“This may be the first for us – even though we are the ‘home of the bears,’” SSU President Rita Rice Morris, said. “While we’ve had some fun with the fact that our mascot is Shawn E. Bear, our staff took the situation and the safety of campus very seriously. Our Department of Public Safety responded quickly, working with the Ohio State Highway Patrol and the Portsmouth Police Department, and I want to thank them – and all who helped us distribute our alerts to keep people away from the area while officials attempted to remove the bear.”
Police contacted the Ohio Division of Natural Resources (ODNR), out of Columbus, to seek help on this issue, when they found it was too much to bear on their own.
Officers were debating options on how to get the bear out of the tree, while they waited for the wildlife officer. One State Trooper suggested honey buns.
Around the time wildlife officers responded, the bear had gotten down from the tree and made its way back across campus, over the levy and was last seen crossing the Ohio River.
“We can assume that, because the bear crossed the river in a hurry, he came from that direction,” District Four Wildlife Management Supervisor Jim Hill said. “We do have some resident bears here in Ohio though. So, whether it was an Ohio bear that is now roaming the countryside or a neighboring bear, those would all be possibilities.”
Hill said that young bears tend to travel and can go as far as 50 miles in a day to find a settlement. So, chances are, the bear won’t be returning to class at Shawnee.
“When bears end up in an urban situation, which it sounds like this was, the first issue is addressing public safety and crowd control,” Hill said. “Getting a perimeter set up is the first step, followed by trying to afford the bear a safe exit route to escort it out of town.”
Hill said that bear cub sightings aren’t rare in the early summer months in our location

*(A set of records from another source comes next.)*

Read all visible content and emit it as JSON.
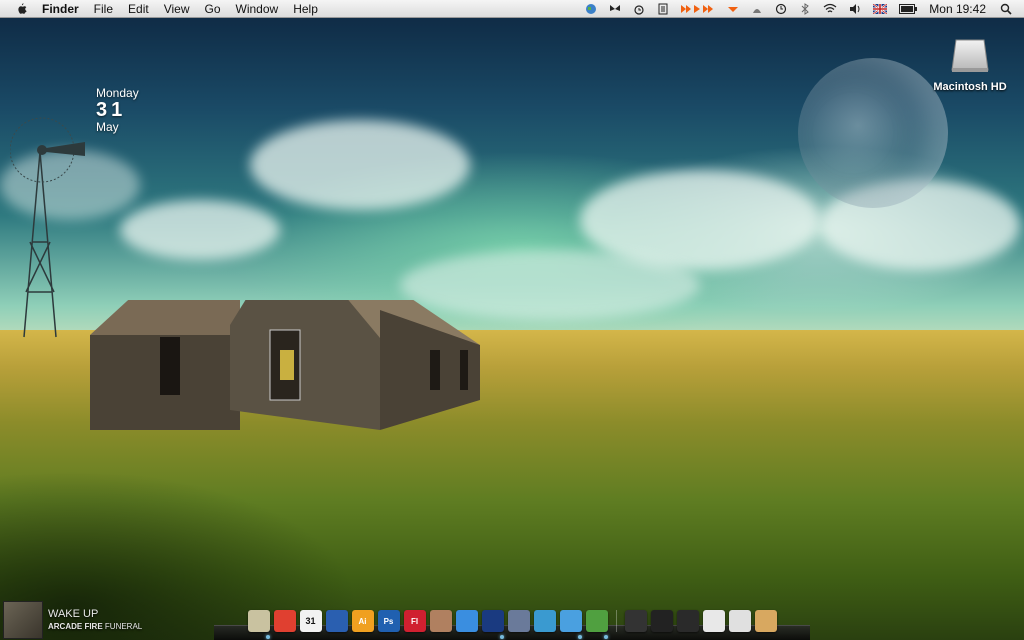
{
  "menubar": {
    "app_name": "Finder",
    "menus": [
      "File",
      "Edit",
      "View",
      "Go",
      "Window",
      "Help"
    ],
    "clock": "Mon 19:42",
    "status_icons": [
      "globe-icon",
      "butterfly-icon",
      "alarm-icon",
      "notes-icon",
      "media-controls-icon",
      "eject-icon",
      "time-machine-icon",
      "bluetooth-icon",
      "wifi-icon",
      "volume-icon",
      "uk-flag-icon",
      "battery-icon",
      "spotlight-icon"
    ]
  },
  "date_widget": {
    "weekday": "Monday",
    "day": "31",
    "month": "May"
  },
  "desktop_icons": [
    {
      "label": "Macintosh HD",
      "icon": "hard-drive-icon"
    }
  ],
  "now_playing": {
    "title": "WAKE UP",
    "artist": "ARCADE FIRE",
    "album": "FUNERAL"
  },
  "dock": {
    "items": [
      {
        "name": "finder-icon",
        "color": "#c9c2a0"
      },
      {
        "name": "gmail-icon",
        "color": "#e04030"
      },
      {
        "name": "calendar-icon",
        "color": "#f2f2f2",
        "text": "31"
      },
      {
        "name": "tasks-icon",
        "color": "#2a5fb0"
      },
      {
        "name": "illustrator-icon",
        "color": "#f0a020",
        "text": "Ai"
      },
      {
        "name": "photoshop-icon",
        "color": "#2060b0",
        "text": "Ps"
      },
      {
        "name": "flash-icon",
        "color": "#d02030",
        "text": "Fl"
      },
      {
        "name": "preview-icon",
        "color": "#b08060"
      },
      {
        "name": "textedit-icon",
        "color": "#3a8ee0"
      },
      {
        "name": "safari-icon",
        "color": "#1a3a80"
      },
      {
        "name": "script-icon",
        "color": "#6a7a9a"
      },
      {
        "name": "wordpress-icon",
        "color": "#3a9ad0"
      },
      {
        "name": "itunes-icon",
        "color": "#4aa0e0"
      },
      {
        "name": "pencil-icon",
        "color": "#50a040"
      }
    ],
    "stacks": [
      {
        "name": "documents-stack-icon",
        "color": "#333333"
      },
      {
        "name": "downloads-stack-icon",
        "color": "#222222"
      },
      {
        "name": "applications-stack-icon",
        "color": "#2a2a2a"
      },
      {
        "name": "mail-stack-icon",
        "color": "#e8e8e8"
      },
      {
        "name": "calendar-stack-icon",
        "color": "#e0e0e0"
      },
      {
        "name": "trash-icon",
        "color": "#d8a860"
      }
    ]
  }
}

“Typically, what we will see in the next couple months will be young bears, usually male, roaming the countryside that are trying to find a place to settle down, if you will. Just like teenagers, they’re trying to figure it out,” Hill explained. “Sometimes they wander into unsafe or populated locations.”
Joseph Pratt can be reached at the Portsmouth Daily Times 740-353-3101, EXT 287, or by Twitter @JosephPratt03.